At Duke, Dr. Calderbank works with researchers from the Duke Center for Autism and Brain Development, developing information technology that is able to capture a full spectrum of behavior in very young children. By supporting more consistent and cost-effective early diagnosis, the team is increasing the opportunity for early interventions that have proven very effective.


At the start of his career at Bell Labs, Dr. Calderbank developed voiceband modem technology that was widely licensed and incorporated in over a billion devices. Voiceband means the signals are audible so these modems burped and squeaked as they connected to the internet. One of these products was the AT&T COMSPHERE® modem which was the fastest modem in the world in 1994 – at 33.6kb/s!   


Together with Peter Shor and colleagues at AT&T Labs Dr. Calderbank developed the group theoretic framework for quantum error correction. This framework changed the way physicists view quantum entanglement, and provided the foundation for fault tolerant quantum computation.


Dr. Calderbank has also developed technology that improves the speed and reliability of wireless communication by correlating signals across several transmit antennas. Invented in 1996, this space-time coding technology has been incorporated in a broad range of 3G, 4G and 5G wireless standards. He served on the Technical Advisory Board of Flarion Technologies a wireless infrastructure company founded by Rajiv Laroia and acquired by Qualcomm for $1B in 2008.


Dr. Calderbank is an IEEE Fellow and an AT&T Fellow, and he was elected to the National Academy of Engineering in 2005. He received the 2013 IEEE Hamming Medal for contributions to coding theory and communications and the 2015 Shannon Award.


Education & Training

  • Ph.D., California Institute of Technology 1980

  • M.S., Oxford University (United Kingdom) 1976

  • B.S., University of Warwick (United Kingdom) 1975

Chi, Y., et al. “Sensitivity to basis mismatch in compressed sensing.” Icassp, Ieee International Conference on Acoustics, Speech and Signal Processing  Proceedings, Nov. 2010, pp. 3930–33. Scopus, doi:10.1109/ICASSP.2010.5495800. Full Text

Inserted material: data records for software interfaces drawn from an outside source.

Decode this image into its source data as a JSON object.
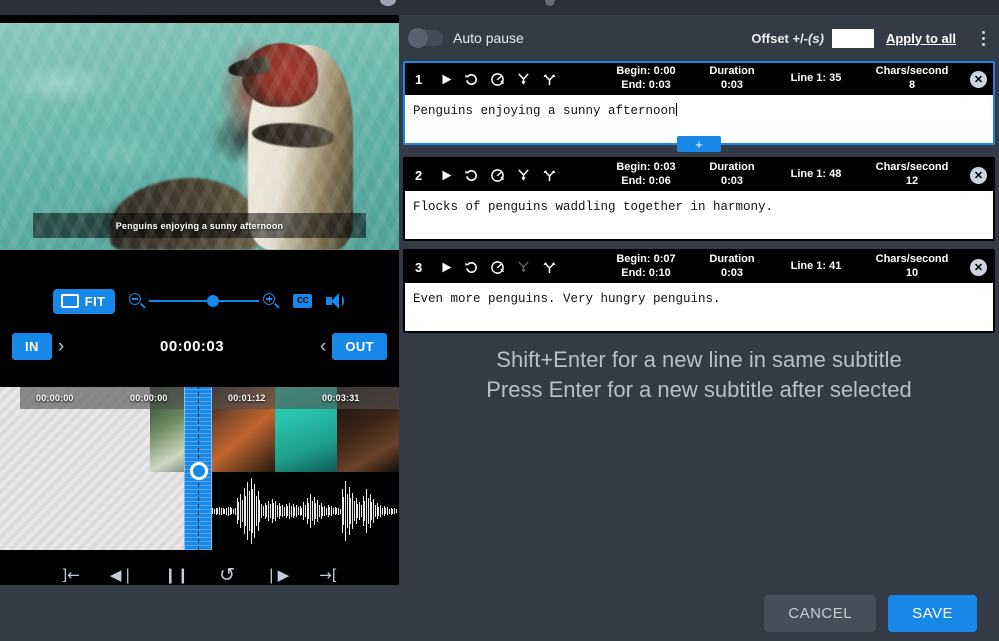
{
  "player": {
    "subtitle_overlay": "Penguins enjoying a sunny afternoon",
    "fit_label": "FIT",
    "cc_label": "CC",
    "in_label": "IN",
    "out_label": "OUT",
    "timecode": "00:00:03",
    "next_chevron": "›",
    "prev_chevron": "‹",
    "timeline_ticks": [
      "00:00:00",
      "00:00:00",
      "00:01:12",
      "00:03:31"
    ],
    "transport": [
      {
        "name": "go-to-in-point",
        "glyph": "]←"
      },
      {
        "name": "step-backward",
        "glyph": "◀❘"
      },
      {
        "name": "pause",
        "glyph": "❙❙"
      },
      {
        "name": "loop",
        "glyph": "↺"
      },
      {
        "name": "step-forward",
        "glyph": "❘▶"
      },
      {
        "name": "go-to-out-point",
        "glyph": "→["
      }
    ]
  },
  "toolbar": {
    "auto_pause_label": "Auto pause",
    "auto_pause_on": false,
    "offset_label": "Offset +/-",
    "offset_label_unit": "(s)",
    "offset_value": "",
    "offset_placeholder": "",
    "apply_to_all_label": "Apply to all"
  },
  "subtitles": [
    {
      "number": "1",
      "begin": "Begin: 0:00",
      "end": "End: 0:03",
      "duration_label": "Duration",
      "duration_value": "0:03",
      "line_label": "Line 1:",
      "line_value": "35",
      "cps_label": "Chars/second",
      "cps_value": "8",
      "text": "Penguins enjoying a sunny afternoon",
      "selected": true,
      "merge_disabled": false,
      "add_label": "+"
    },
    {
      "number": "2",
      "begin": "Begin: 0:03",
      "end": "End: 0:06",
      "duration_label": "Duration",
      "duration_value": "0:03",
      "line_label": "Line 1:",
      "line_value": "48",
      "cps_label": "Chars/second",
      "cps_value": "12",
      "text": "Flocks of penguins waddling together in harmony.",
      "selected": false,
      "merge_disabled": false,
      "add_label": "+"
    },
    {
      "number": "3",
      "begin": "Begin: 0:07",
      "end": "End: 0:10",
      "duration_label": "Duration",
      "duration_value": "0:03",
      "line_label": "Line 1:",
      "line_value": "41",
      "cps_label": "Chars/second",
      "cps_value": "10",
      "text": "Even more penguins. Very hungry penguins.",
      "selected": false,
      "merge_disabled": true,
      "add_label": "+"
    }
  ],
  "hint": {
    "line1": "Shift+Enter for a new line in same subtitle",
    "line2": "Press Enter for a new subtitle after selected"
  },
  "footer": {
    "cancel_label": "CANCEL",
    "save_label": "SAVE"
  },
  "colors": {
    "accent": "#1787e8",
    "panel": "#343a46",
    "panel_dark": "#2b303b",
    "card": "#000000"
  }
}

Ashikhmin, A., and A. R. Calderbank. “Grassmannian packings from operator ReedMuller codes.” Ieee Transactions on Information Theory, vol. 56, no. 11, Nov. 2010, pp. 5689–714. Scopus, doi:10.1109/TIT.2010.2070192. Full Text

Chiang, M., et al. “Pricing broadband: Survey and open problems.” Icufn 2010  2nd International Conference on Ubiquitous and Future Networks, Oct. 2010, pp. 303–08. Scopus, doi:10.1109/ICUFN.2010.5547185. Full Text

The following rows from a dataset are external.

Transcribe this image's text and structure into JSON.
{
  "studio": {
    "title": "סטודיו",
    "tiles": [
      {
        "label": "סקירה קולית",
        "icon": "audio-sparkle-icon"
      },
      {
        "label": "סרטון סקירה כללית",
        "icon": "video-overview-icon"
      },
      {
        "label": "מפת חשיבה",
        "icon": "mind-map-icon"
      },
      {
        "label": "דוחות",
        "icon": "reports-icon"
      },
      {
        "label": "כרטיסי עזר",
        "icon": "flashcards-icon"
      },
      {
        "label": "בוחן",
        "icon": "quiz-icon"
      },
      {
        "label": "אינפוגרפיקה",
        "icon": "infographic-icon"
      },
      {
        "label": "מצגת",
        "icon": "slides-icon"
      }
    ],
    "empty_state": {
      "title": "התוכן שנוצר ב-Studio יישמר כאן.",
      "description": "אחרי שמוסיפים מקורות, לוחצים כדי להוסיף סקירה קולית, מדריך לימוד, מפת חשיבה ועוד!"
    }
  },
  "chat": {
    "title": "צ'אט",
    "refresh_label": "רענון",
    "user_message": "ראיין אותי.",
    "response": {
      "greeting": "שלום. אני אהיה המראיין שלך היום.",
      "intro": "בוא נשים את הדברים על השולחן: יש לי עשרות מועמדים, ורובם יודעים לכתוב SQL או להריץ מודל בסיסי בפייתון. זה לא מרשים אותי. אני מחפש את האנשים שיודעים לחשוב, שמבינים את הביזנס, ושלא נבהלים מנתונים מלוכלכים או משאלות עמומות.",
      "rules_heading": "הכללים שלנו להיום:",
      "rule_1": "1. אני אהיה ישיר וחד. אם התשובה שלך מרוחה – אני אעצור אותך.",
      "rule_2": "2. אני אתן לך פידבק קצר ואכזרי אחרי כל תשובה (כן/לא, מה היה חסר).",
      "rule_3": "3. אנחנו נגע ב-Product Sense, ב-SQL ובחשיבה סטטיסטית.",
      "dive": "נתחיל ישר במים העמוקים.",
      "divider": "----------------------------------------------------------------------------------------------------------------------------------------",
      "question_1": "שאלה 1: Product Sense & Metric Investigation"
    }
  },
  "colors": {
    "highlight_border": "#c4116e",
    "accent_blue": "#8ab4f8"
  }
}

Aggarwal, V., et al. “Volume thresholds for quantum fault tolerance.” Quantum Information Processing, vol. 9, no. 5, Oct. 2010, pp. 541–49. Scopus, doi:10.1007/s11128-010-0181-2. Full Text

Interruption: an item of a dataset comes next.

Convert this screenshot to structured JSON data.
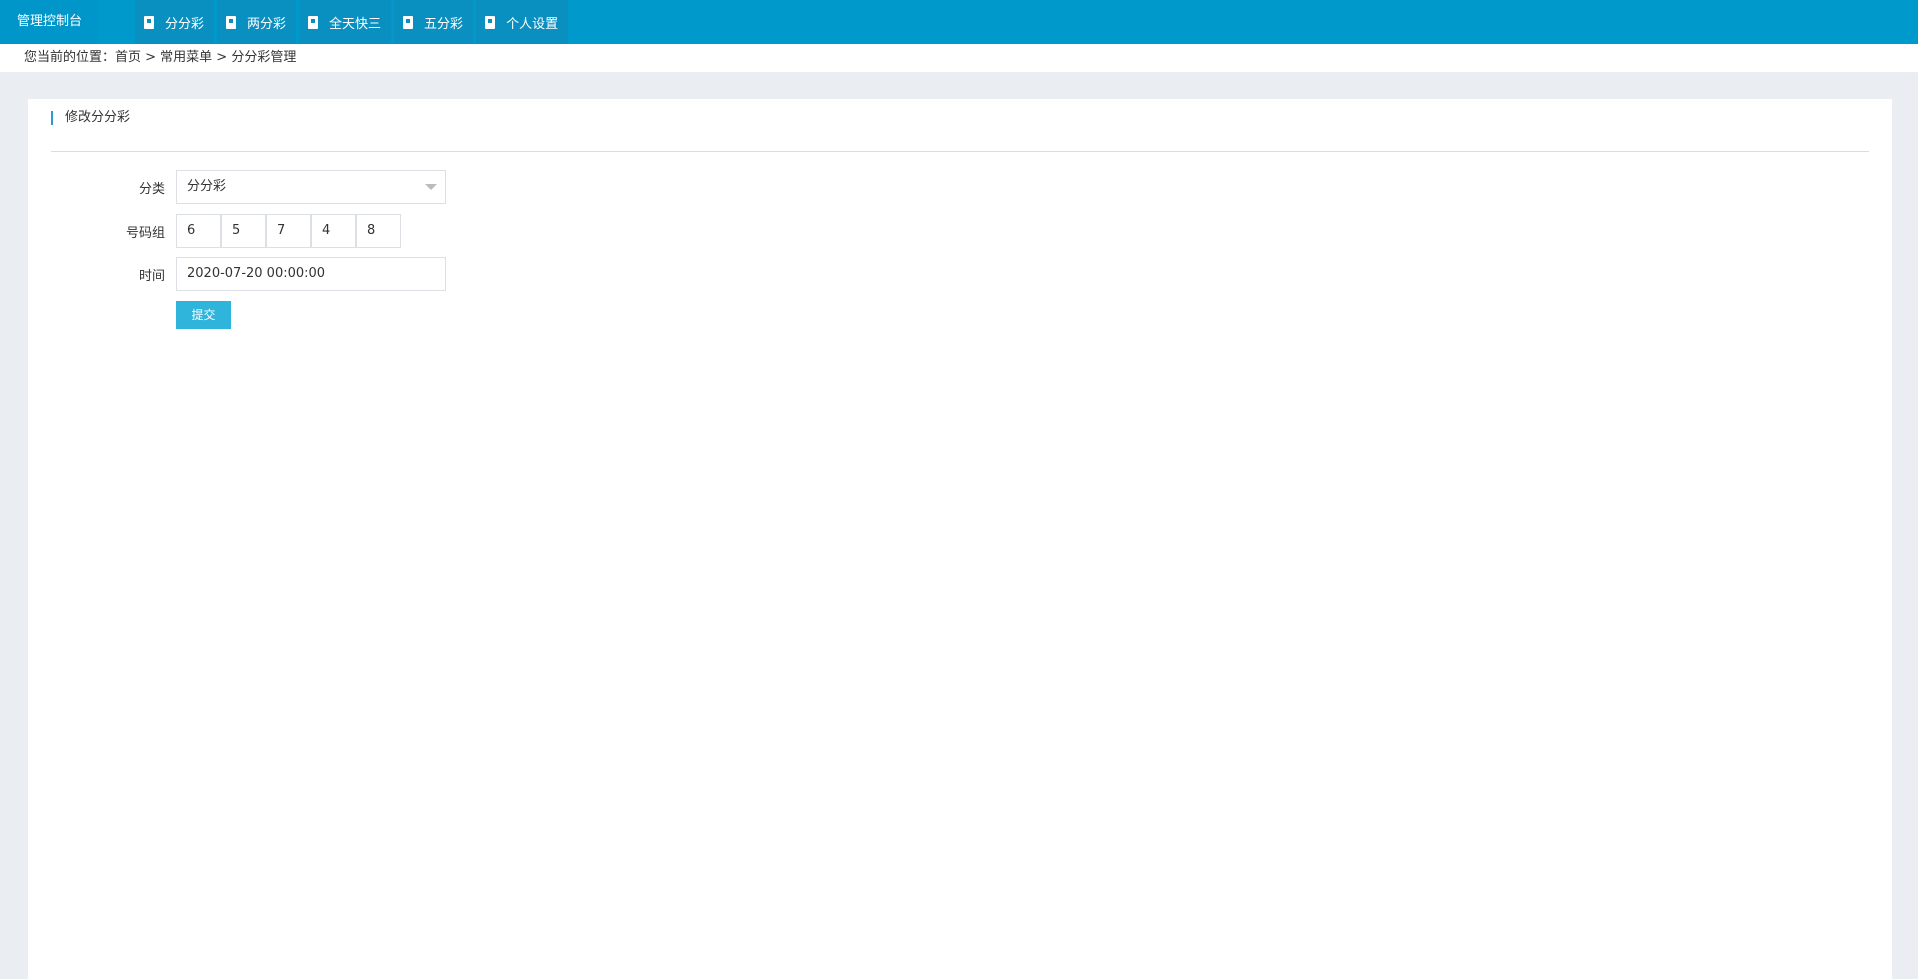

Calderbank, R., et al. “Sparse reconstruction via the reed-muller sieve.” Ieee International Symposium on Information Theory  Proceedings, Aug. 2010, pp. 1973–77. Scopus, doi:10.1109/ISIT.2010.5513361. Full Text

Goel, S., et al. “Modeling location uncertainty for eavesdroppers: A secrecy graph approach.” Ieee International Symposium on Information Theory  Proceedings, Aug. 2010, pp. 2627–31. Scopus, doi:10.1109/ISIT.2010.5513702. Full Text

Bajwa, W. U., et al. “Model selection: Two fundamental measures of coherence and their algorithmic significance.” Ieee International Symposium on Information Theory  Proceedings, Aug. 2010, pp. 1568–72. Scopus, doi:10.1109/ISIT.2010.5513474. Full Text

Chi, Y., et al. “Regularized blind detection for MIMO communications.” Ieee International Symposium on Information Theory  Proceedings, Aug. 2010, pp. 2108–12. Scopus, doi:10.1109/ISIT.2010.5513407. Full Text

Raginsky, M., et al. “Fishing in poisson streams: Focusing on the whales, ignoring the minnows.” 2010 44th Annual Conference on Information Sciences and Systems, Ciss 2010, June 2010. Scopus, doi:10.1109/CISS.2010.5464841. Full Text

Hande, P., et al. “Pricing under constraints in access networks: Revenue maximization and congestion management.” Proceedings  Ieee Infocom, June 2010. Scopus, doi:10.1109/INFCOM.2010.5461954. Full Text